Architects Anne Lacaton and Jean-Philippe Vassal of Lacaton & Vassal are known for their delicate interventions, repurposing neglected structures with apparent effortlessness. As Corydon Ireland notes in the Harvard Gazette, “They practice social architecture based on economy, modesty, and the found beauty of environments.” These core concepts can be seen in Lacaton & Vassal’s treatment of an old boat warehouse called Halle AP2 in Dunkirk, France. Rather than tearing down the structure to build a new space to house the FRAC’s contemporary art collections, the architects sought to tap the potential of this “immense, bright, and impressive” volume. As a way to both recognize the old Halle and catalyze the growth of a new cultural center, Lacaton & Vassal kept the original building in its entirety, complementing it with a ghostly double that lies directly adjacent. Notably, the new structure features a light, bio-climatic envelope and a prefabricated structure to allow for free, flexible programming. For the inaugural Chicago Architecture Biennial, the architects are working with frequent collaborator Frédéric Druot, whose practice focuses on housing, urbanism, and the transformation of preexisting structures.
The house was built on the bank of the River Niger, on one of the area’s rare sand dunes, a dune particularly well-ventilated by currents of fresh air, in accordance with the axes of the river up-and downstream from Niamey, one kilometer from the village of Saadia.
It was made up of three things : straw matting, to provide shelter ; the walled enclosure ; and the “hangar” to both receive people in and look out from. Facing Niamey of an evening, the lights of the town were bright enough to get one’s bearings. Searching for and deciding upon the site took six months, the building work two days.
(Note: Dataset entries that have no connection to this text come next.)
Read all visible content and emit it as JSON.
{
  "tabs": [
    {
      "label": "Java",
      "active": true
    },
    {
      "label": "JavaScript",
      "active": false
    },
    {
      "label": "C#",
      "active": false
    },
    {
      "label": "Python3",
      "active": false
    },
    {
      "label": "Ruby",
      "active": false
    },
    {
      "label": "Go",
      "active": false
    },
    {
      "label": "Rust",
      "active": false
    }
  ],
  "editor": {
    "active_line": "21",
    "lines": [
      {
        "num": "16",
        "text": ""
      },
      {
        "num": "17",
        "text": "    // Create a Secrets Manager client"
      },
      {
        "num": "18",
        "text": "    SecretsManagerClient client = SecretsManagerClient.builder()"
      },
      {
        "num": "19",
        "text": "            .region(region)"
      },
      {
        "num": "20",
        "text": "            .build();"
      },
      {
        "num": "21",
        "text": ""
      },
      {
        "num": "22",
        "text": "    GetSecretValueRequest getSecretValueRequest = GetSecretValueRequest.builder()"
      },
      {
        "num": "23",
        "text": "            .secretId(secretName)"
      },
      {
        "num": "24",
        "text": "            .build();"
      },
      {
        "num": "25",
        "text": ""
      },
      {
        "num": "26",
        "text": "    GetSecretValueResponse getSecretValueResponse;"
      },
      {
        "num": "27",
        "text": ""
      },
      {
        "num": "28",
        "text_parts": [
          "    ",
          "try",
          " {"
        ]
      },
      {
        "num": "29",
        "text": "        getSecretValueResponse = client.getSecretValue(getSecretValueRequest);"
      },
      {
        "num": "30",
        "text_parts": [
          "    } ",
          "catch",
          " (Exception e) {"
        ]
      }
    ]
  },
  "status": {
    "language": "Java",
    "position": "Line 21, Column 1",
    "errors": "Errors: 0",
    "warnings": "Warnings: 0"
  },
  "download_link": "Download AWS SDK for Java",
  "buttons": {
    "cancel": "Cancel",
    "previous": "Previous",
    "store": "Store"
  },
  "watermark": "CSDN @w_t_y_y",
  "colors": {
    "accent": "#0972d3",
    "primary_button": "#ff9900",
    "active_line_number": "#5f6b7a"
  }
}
The wind took two years to destroy it.
“With only a minimum amount of sheltered, interior space – a tent – the Tuareg nomads perform most of their daily routines outside, moving from one spot to another in search of shade, depending on the course of the sun.
“In this way,” Vassal explains, “the Tuareg ‘live’ their way through a territory along a route that starts at the tent in the morning and ends up there as well in the evening.”1 The act of architecture in Niger is also nomadic one.
Due to a lack of resources, locals habitually construct makeshift shelters out of retrofitted materials. These structures, some of them as basic as stretched t-shirts over twig frames, are spontaneously assembled and disassembled once they have outlived their use. Unaffected by a priori expectations of architectural form and longevity, these minimal and rudimentary structures are as functional as they are poetic in their temporal relationship with the territory.
During their stay in Niamey, Vassal built a house for himself on the bank of the River Niger. Although it only lasted for two years, its importance as a permanent diagram for the development of Lacaton and Vassal’s work cannot be underestimated. Located on an elevated sand dune and comprised of a round volume with a structure made of twigs, straw walls, and a rice matting roof, the house let in fresh air currents from the river and blocked out the blazing sun. The main volume consisted of two concentric circles. The innermost circle, sheltered by both a wall and a roof, furnished the house with just the right amount of interior space, while the outer room acted as neither a fully interior nor exterior space.
Adjacent to this main volume, Vassal constructed a hangar. Sheltered from the sun, this space effectively doubled the project’s surface area and functioned as an inhabitable exterior room. In combination, these three spaces created a gradual threshold from the interior and innermost circle of the house to the exterior landscape, to be occupied according to current weather conditions. The spatial organization of the straw hut embodied the African principle of living en plein air and provided Lacaton and Vassal with an alternative model to Western architecture, which, caught up with a protectionist attitude, disconnects the building from the outside world. In the straw hut, the firm boundary of the insulated wall was replaced with the permeability of the straw fence, mediating between the constructed interior conditions and the reality on the ground.”